Walk as far down the platform as possible, because the train won’t stop all the way inside the station. Otherwise, when the train arrives and the doors open, you will become one of a swarm running for the doors before they close, but also striving to get as far as you can from the end so as not to be squashed once you’re inside.
Once inside the train, don’t stay in the entryway before the doors. Every seat in the carriage may be taken, but you’ll find more breathing room if you stand in the middle aisle and hold onto the bar above your head. Less chance of hands slipping inside your bag and pockets, too.
Also, if you think it’s impossibly crowded now, that won’t stop a small band from squeezing their way in at the next stop and starting some energetic tunes to serenade you the rest of the way to Pompeii.
So move into the carriage, get a good grip on a bar, keep your other hand over your bag’s opening, and enjoy the Napoli scenery flashing by. It’s pretty.

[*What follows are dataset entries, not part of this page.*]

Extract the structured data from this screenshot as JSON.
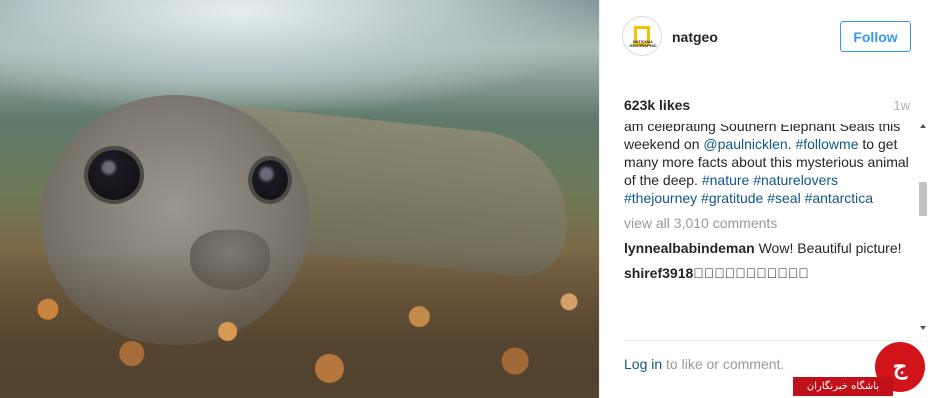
{
  "post": {
    "username": "natgeo",
    "avatar_text": "NATIONAL GEOGRAPHIC",
    "follow_label": "Follow",
    "likes": "623k likes",
    "time": "1w",
    "caption": {
      "text1": "am celebrating Southern Elephant Seals this weekend on ",
      "mention1": "@paulnicklen",
      "text2": ". ",
      "hashtag_followme": "#followme",
      "text3": " to get many more facts about this mysterious animal of the deep. ",
      "hashtags": "#nature #naturelovers #thejourney #gratitude #seal #antarctica"
    },
    "view_all": "view all 3,010 comments",
    "comments": [
      {
        "user": "lynnealbabindeman",
        "text": "Wow! Beautiful picture!"
      },
      {
        "user": "shiref3918",
        "text": "ً‍ٌٍّٰٖٗٗٗٗٗ"
      }
    ],
    "login_link": "Log in",
    "login_suffix": " to like or comment."
  },
  "watermark": {
    "text": "باشگاه خبرنگاران",
    "brand_color": "#c0111a"
  },
  "colors": {
    "link_blue": "#125688",
    "follow_blue": "#3897f0",
    "muted": "#999999"
  }
}
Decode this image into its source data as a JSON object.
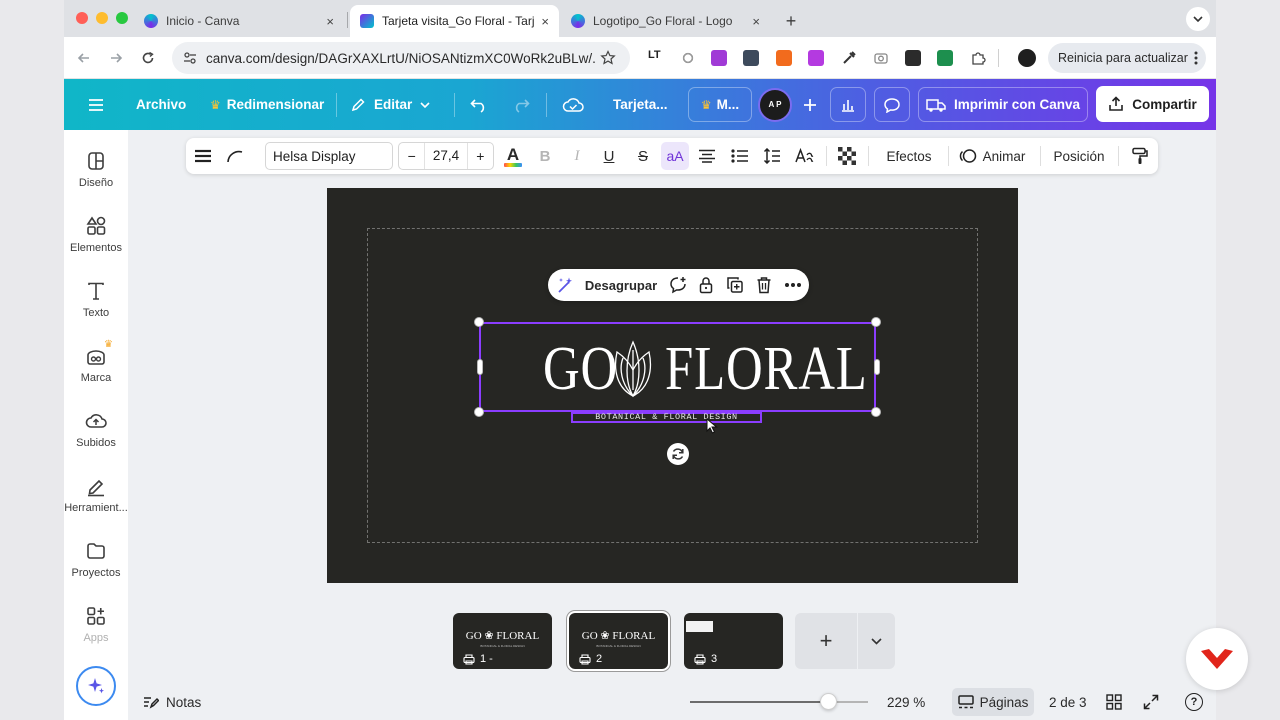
{
  "browser": {
    "tabs": [
      {
        "title": "Inicio - Canva",
        "active": false
      },
      {
        "title": "Tarjeta visita_Go Floral - Tarjeta",
        "active": true
      },
      {
        "title": "Logotipo_Go Floral - Logo",
        "active": false
      }
    ],
    "new_tab": "+",
    "close_glyph": "×",
    "url": "canva.com/design/DAGrXAXLrtU/NiOSANtizmXC0WoRk2uBLw/...",
    "update_label": "Reinicia para actualizar",
    "ext_lt": "LT"
  },
  "canva_header": {
    "menu": "Archivo",
    "resize": "Redimensionar",
    "edit": "Editar",
    "doc_title": "Tarjeta...",
    "premium_short": "M...",
    "avatar": "A P",
    "print": "Imprimir con Canva",
    "share": "Compartir",
    "accent_color": "#8b3dff"
  },
  "sidebar": {
    "items": [
      {
        "label": "Diseño",
        "icon": "layout-icon"
      },
      {
        "label": "Elementos",
        "icon": "elements-icon"
      },
      {
        "label": "Texto",
        "icon": "text-icon"
      },
      {
        "label": "Marca",
        "icon": "brand-icon"
      },
      {
        "label": "Subidos",
        "icon": "upload-cloud-icon"
      },
      {
        "label": "Herramient...",
        "icon": "pen-tool-icon"
      },
      {
        "label": "Proyectos",
        "icon": "folder-icon"
      },
      {
        "label": "Apps",
        "icon": "apps-grid-icon"
      }
    ]
  },
  "toolbar": {
    "font": "Helsa Display",
    "minus": "−",
    "size": "27,4",
    "plus": "+",
    "letter_a": "A",
    "bold": "B",
    "italic": "I",
    "underline": "U",
    "strike": "S",
    "case": "aA",
    "effects": "Efectos",
    "animate": "Animar",
    "position": "Posición"
  },
  "context_menu": {
    "ungroup": "Desagrupar"
  },
  "design": {
    "logo_left": "GO",
    "logo_right": "FLORAL",
    "tagline": "BOTANICAL & FLORAL DESIGN",
    "background": "#262623"
  },
  "pages": {
    "thumbs": [
      {
        "label": "1 -",
        "mini": "GO ❀ FLORAL",
        "selected": false
      },
      {
        "label": "2",
        "mini": "GO ❀ FLORAL",
        "selected": true
      },
      {
        "label": "3",
        "mini": "",
        "selected": false
      }
    ],
    "add": "+"
  },
  "footer": {
    "notes": "Notas",
    "zoom": "229 %",
    "zoom_fraction": 0.78,
    "pages_label": "Páginas",
    "page_count": "2 de 3",
    "help": "?"
  }
}
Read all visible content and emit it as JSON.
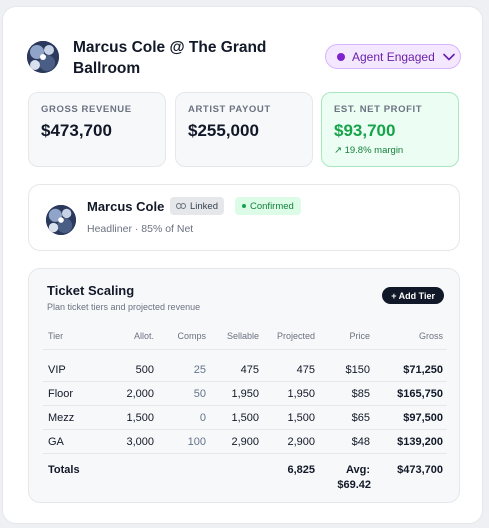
{
  "header": {
    "title": "Marcus Cole @ The Grand Ballroom",
    "status_label": "Agent Engaged"
  },
  "stats": [
    {
      "label": "GROSS REVENUE",
      "value": "$473,700"
    },
    {
      "label": "ARTIST PAYOUT",
      "value": "$255,000"
    },
    {
      "label": "EST. NET PROFIT",
      "value": "$93,700",
      "sub": "↗ 19.8% margin"
    }
  ],
  "artist": {
    "name": "Marcus Cole",
    "linked_label": "Linked",
    "confirmed_label": "Confirmed",
    "subtitle": "Headliner · 85% of Net"
  },
  "scaling": {
    "title": "Ticket Scaling",
    "subtitle": "Plan ticket tiers and projected revenue",
    "add_label": "+ Add Tier",
    "columns": [
      "Tier",
      "Allot.",
      "Comps",
      "Sellable",
      "Projected",
      "Price",
      "Gross"
    ],
    "rows": [
      [
        "VIP",
        "500",
        "25",
        "475",
        "475",
        "$150",
        "$71,250"
      ],
      [
        "Floor",
        "2,000",
        "50",
        "1,950",
        "1,950",
        "$85",
        "$165,750"
      ],
      [
        "Mezz",
        "1,500",
        "0",
        "1,500",
        "1,500",
        "$65",
        "$97,500"
      ],
      [
        "GA",
        "3,000",
        "100",
        "2,900",
        "2,900",
        "$48",
        "$139,200"
      ]
    ],
    "totals": {
      "label": "Totals",
      "projected": "6,825",
      "avg_label": "Avg:",
      "avg_price": "$69.42",
      "gross": "$473,700"
    }
  }
}
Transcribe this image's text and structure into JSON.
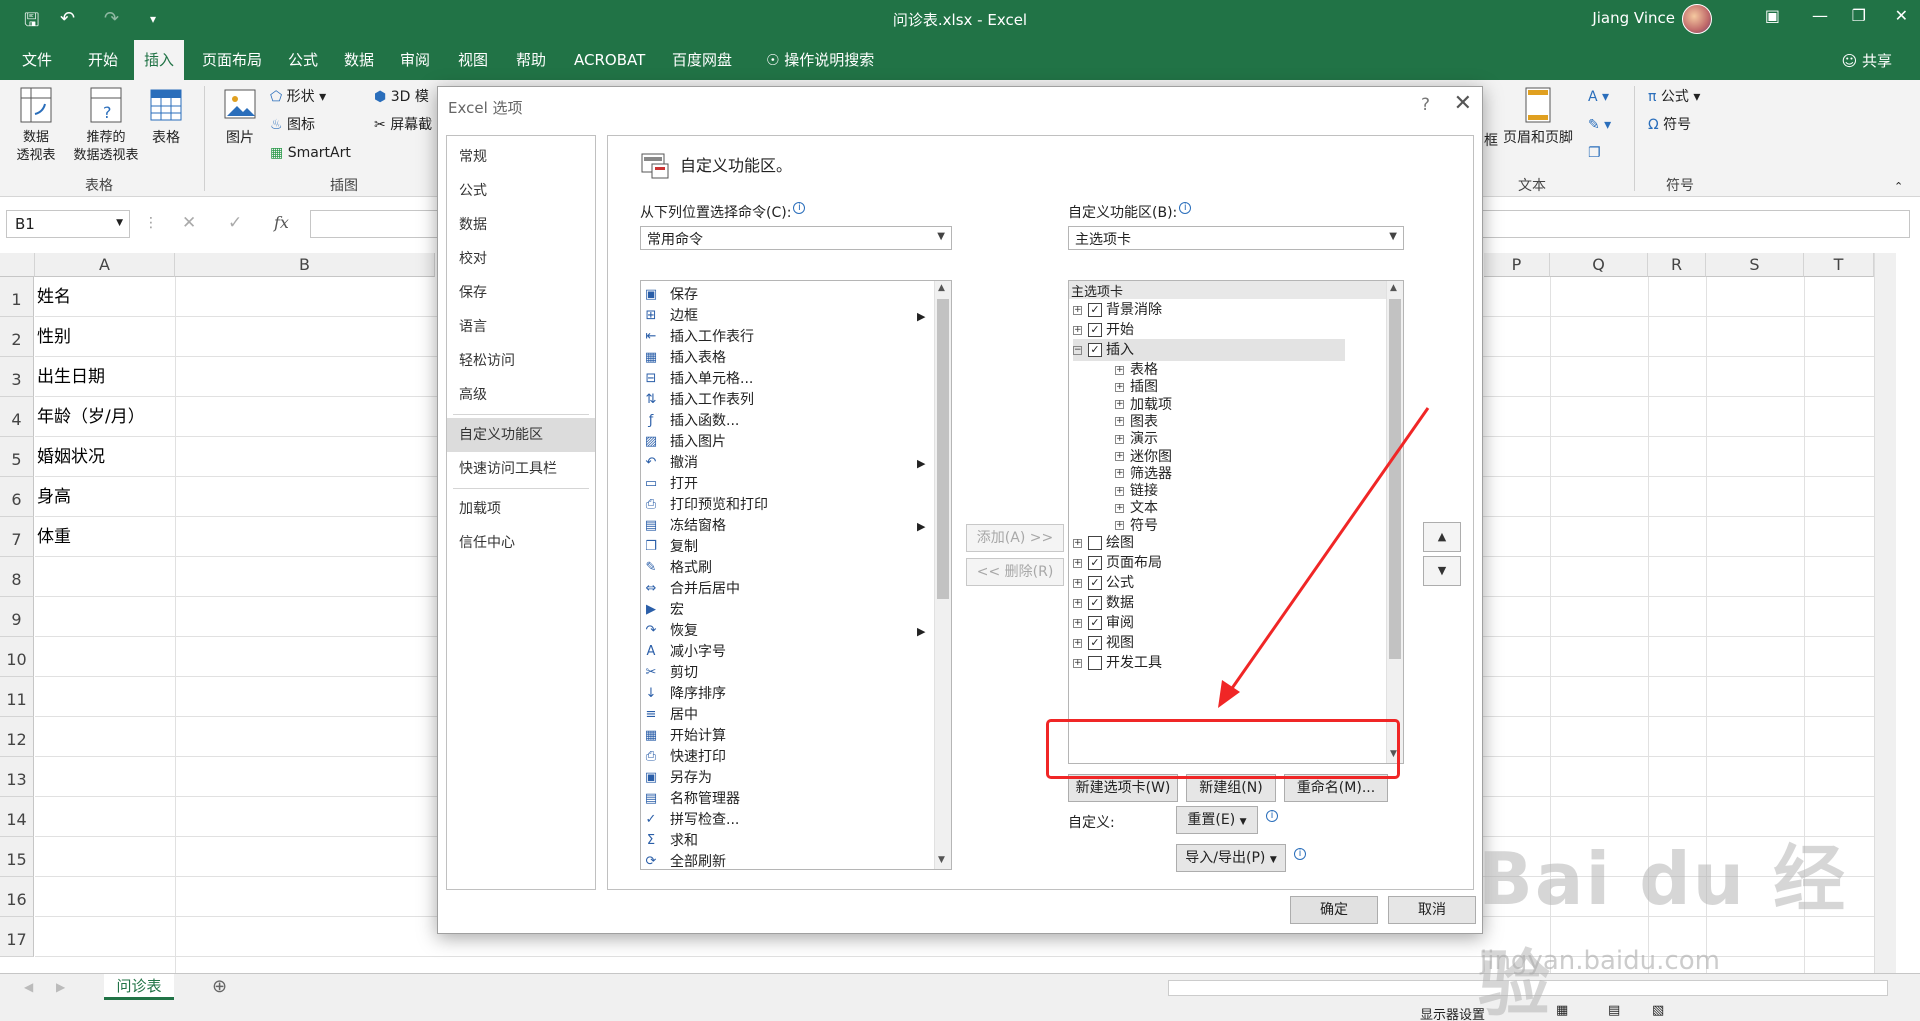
{
  "window": {
    "doc_title": "问诊表.xlsx - Excel",
    "user_name": "Jiang Vince"
  },
  "ribbon_tabs": [
    "文件",
    "开始",
    "插入",
    "页面布局",
    "公式",
    "数据",
    "审阅",
    "视图",
    "帮助",
    "ACROBAT",
    "百度网盘"
  ],
  "tell_me": "操作说明搜索",
  "share_label": "共享",
  "ribbon": {
    "pivot": "数据\n透视表",
    "rec_pivot": "推荐的\n数据透视表",
    "table": "表格",
    "group_tables": "表格",
    "pictures": "图片",
    "shapes": "形状",
    "icons": "图标",
    "smartart": "SmartArt",
    "model3d": "3D 模",
    "screenshot": "屏幕截",
    "group_illustrations": "插图",
    "textbox_partial": "框",
    "header_footer": "页眉和页脚",
    "group_text": "文本",
    "equation": "公式",
    "symbol": "符号",
    "group_symbols": "符号"
  },
  "formula_bar": {
    "name_box": "B1",
    "fx": "fx"
  },
  "columns": [
    "A",
    "B",
    "P",
    "Q",
    "R",
    "S",
    "T"
  ],
  "rows": [
    {
      "n": "1",
      "a": "姓名"
    },
    {
      "n": "2",
      "a": "性别"
    },
    {
      "n": "3",
      "a": "出生日期"
    },
    {
      "n": "4",
      "a": "年龄（岁/月）"
    },
    {
      "n": "5",
      "a": "婚姻状况"
    },
    {
      "n": "6",
      "a": "身高"
    },
    {
      "n": "7",
      "a": "体重"
    },
    {
      "n": "8",
      "a": ""
    },
    {
      "n": "9",
      "a": ""
    },
    {
      "n": "10",
      "a": ""
    },
    {
      "n": "11",
      "a": ""
    },
    {
      "n": "12",
      "a": ""
    },
    {
      "n": "13",
      "a": ""
    },
    {
      "n": "14",
      "a": ""
    },
    {
      "n": "15",
      "a": ""
    },
    {
      "n": "16",
      "a": ""
    },
    {
      "n": "17",
      "a": ""
    }
  ],
  "sheet_tab": "问诊表",
  "status": {
    "display_settings": "显示器设置"
  },
  "dialog": {
    "title": "Excel 选项",
    "help": "?",
    "close": "✕",
    "categories": [
      "常规",
      "公式",
      "数据",
      "校对",
      "保存",
      "语言",
      "轻松访问",
      "高级",
      "自定义功能区",
      "快速访问工具栏",
      "加载项",
      "信任中心"
    ],
    "selected_category": "自定义功能区",
    "panel_title": "自定义功能区。",
    "choose_from_label": "从下列位置选择命令(C):",
    "choose_from_value": "常用命令",
    "customize_label": "自定义功能区(B):",
    "customize_value": "主选项卡",
    "commands": [
      {
        "icon": "save-icon",
        "glyph": "▣",
        "label": "保存",
        "sub": false
      },
      {
        "icon": "border-icon",
        "glyph": "⊞",
        "label": "边框",
        "sub": true
      },
      {
        "icon": "insert-row-icon",
        "glyph": "⇤",
        "label": "插入工作表行",
        "sub": false
      },
      {
        "icon": "table-icon",
        "glyph": "▦",
        "label": "插入表格",
        "sub": false
      },
      {
        "icon": "insert-cell-icon",
        "glyph": "⊟",
        "label": "插入单元格...",
        "sub": false
      },
      {
        "icon": "insert-col-icon",
        "glyph": "⇅",
        "label": "插入工作表列",
        "sub": false
      },
      {
        "icon": "function-icon",
        "glyph": "ƒ",
        "label": "插入函数...",
        "sub": false
      },
      {
        "icon": "picture-icon",
        "glyph": "▨",
        "label": "插入图片",
        "sub": false
      },
      {
        "icon": "undo-icon",
        "glyph": "↶",
        "label": "撤消",
        "sub": true
      },
      {
        "icon": "open-icon",
        "glyph": "▭",
        "label": "打开",
        "sub": false
      },
      {
        "icon": "print-preview-icon",
        "glyph": "⎙",
        "label": "打印预览和打印",
        "sub": false
      },
      {
        "icon": "freeze-icon",
        "glyph": "▤",
        "label": "冻结窗格",
        "sub": true
      },
      {
        "icon": "copy-icon",
        "glyph": "❐",
        "label": "复制",
        "sub": false
      },
      {
        "icon": "format-painter-icon",
        "glyph": "✎",
        "label": "格式刷",
        "sub": false
      },
      {
        "icon": "merge-icon",
        "glyph": "⇔",
        "label": "合并后居中",
        "sub": false
      },
      {
        "icon": "macro-icon",
        "glyph": "▶",
        "label": "宏",
        "sub": false
      },
      {
        "icon": "redo-icon",
        "glyph": "↷",
        "label": "恢复",
        "sub": true
      },
      {
        "icon": "decrease-font-icon",
        "glyph": "A",
        "label": "减小字号",
        "sub": false
      },
      {
        "icon": "cut-icon",
        "glyph": "✂",
        "label": "剪切",
        "sub": false
      },
      {
        "icon": "sort-desc-icon",
        "glyph": "↓",
        "label": "降序排序",
        "sub": false
      },
      {
        "icon": "center-icon",
        "glyph": "≡",
        "label": "居中",
        "sub": false
      },
      {
        "icon": "calculate-icon",
        "glyph": "▦",
        "label": "开始计算",
        "sub": false
      },
      {
        "icon": "quick-print-icon",
        "glyph": "⎙",
        "label": "快速打印",
        "sub": false
      },
      {
        "icon": "save-as-icon",
        "glyph": "▣",
        "label": "另存为",
        "sub": false
      },
      {
        "icon": "name-manager-icon",
        "glyph": "▤",
        "label": "名称管理器",
        "sub": false
      },
      {
        "icon": "spelling-icon",
        "glyph": "✓",
        "label": "拼写检查...",
        "sub": false
      },
      {
        "icon": "sum-icon",
        "glyph": "Σ",
        "label": "求和",
        "sub": false
      },
      {
        "icon": "refresh-all-icon",
        "glyph": "⟳",
        "label": "全部刷新",
        "sub": false
      }
    ],
    "add_button": "添加(A) >>",
    "remove_button": "<< 删除(R)",
    "tree_header": "主选项卡",
    "tree": [
      {
        "label": "背景消除",
        "level": 0,
        "expand": "+",
        "checked": true
      },
      {
        "label": "开始",
        "level": 0,
        "expand": "+",
        "checked": true
      },
      {
        "label": "插入",
        "level": 0,
        "expand": "−",
        "checked": true,
        "selected": true
      },
      {
        "label": "表格",
        "level": 1,
        "expand": "+",
        "checked": null
      },
      {
        "label": "插图",
        "level": 1,
        "expand": "+",
        "checked": null
      },
      {
        "label": "加载项",
        "level": 1,
        "expand": "+",
        "checked": null
      },
      {
        "label": "图表",
        "level": 1,
        "expand": "+",
        "checked": null
      },
      {
        "label": "演示",
        "level": 1,
        "expand": "+",
        "checked": null
      },
      {
        "label": "迷你图",
        "level": 1,
        "expand": "+",
        "checked": null
      },
      {
        "label": "筛选器",
        "level": 1,
        "expand": "+",
        "checked": null
      },
      {
        "label": "链接",
        "level": 1,
        "expand": "+",
        "checked": null
      },
      {
        "label": "文本",
        "level": 1,
        "expand": "+",
        "checked": null
      },
      {
        "label": "符号",
        "level": 1,
        "expand": "+",
        "checked": null
      },
      {
        "label": "绘图",
        "level": 0,
        "expand": "+",
        "checked": false
      },
      {
        "label": "页面布局",
        "level": 0,
        "expand": "+",
        "checked": true
      },
      {
        "label": "公式",
        "level": 0,
        "expand": "+",
        "checked": true
      },
      {
        "label": "数据",
        "level": 0,
        "expand": "+",
        "checked": true
      },
      {
        "label": "审阅",
        "level": 0,
        "expand": "+",
        "checked": true
      },
      {
        "label": "视图",
        "level": 0,
        "expand": "+",
        "checked": true
      },
      {
        "label": "开发工具",
        "level": 0,
        "expand": "+",
        "checked": false
      }
    ],
    "new_tab_button": "新建选项卡(W)",
    "new_group_button": "新建组(N)",
    "rename_button": "重命名(M)...",
    "customizations_label": "自定义:",
    "reset_button": "重置(E)",
    "import_export_button": "导入/导出(P)",
    "ok_button": "确定",
    "cancel_button": "取消"
  },
  "watermark": {
    "brand": "Bai du 经验",
    "url": "jingyan.baidu.com"
  },
  "colors": {
    "excel_green": "#217346",
    "annotation_red": "#f02626"
  }
}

Now for the big question: how much time do I need to see Pompeii?
Well, that depends on another question: How excited do you get about archaeology and ruins? And of course, if the purpose of your visit is academic rather than leisure, you’ll need to visit a scholar’s blog for better estimates and directions than these.
Pompeii is a good-sized city, and I estimate it would take you at least two full days to see every nook and cranny (that isn’t gated off for official archaeologists). We felt satisfied seeing approximately one quarter of it, which took half a day. Our tour covered a limited section — not much outside of Regions VII and VIII, as shown on the map below. But I highly recommend walking to Region II, where the gardens and grand amphitheater are.
Now let’s go inside.
When one pictures Pompeii, the image usually features stone streets such as these:
So I was surprised to find that living things do grow in Pompeii.
I asked the tour guide about the trees and plants, and he said that they were planted about 200 years ago, after archaeologists identified from petrified roots the species of flora that grew before volcanic ash buried the city, so they planted the same. (I hope this is true. The same tour guide told us the vulgar vomitorium myth, so we had some trust issues.)
Like Rome, Pompeii is friendly to its guests by supplying drinkable water faucets throughout the city. Fortunately, the original lead pipes have been replaced with a safer metal.
One of my favorite parts of visiting ruins like Pompeii is to see details of people’s everyday lives, some of which I’d learned about years ago in my college classes.
Again, I highly recommend walking down the long streets toward the grand ampitheater, because you eventually get somewhere wholly different.
One might feel a Secret Garden effect, to stand in an ancient garden so close to the hum of the 21st century.
And in case you need a reminder for why this is all here, so well preserved…
One of my favorite tips from the suspect tour guide was how to grasp the pre-eruption size of the volcano: just draw a mental image with two lines extending those outside slopes, until you reach a peak. Then you understand how much of it blew up and came down to smother that region.
Google Maps, as ever, is also helpful in grasping the scale of the volcano in comparison to surrounding cities and town.
It took me a while to see it, until I realized — oh. That entire green circle. Well, that explains it.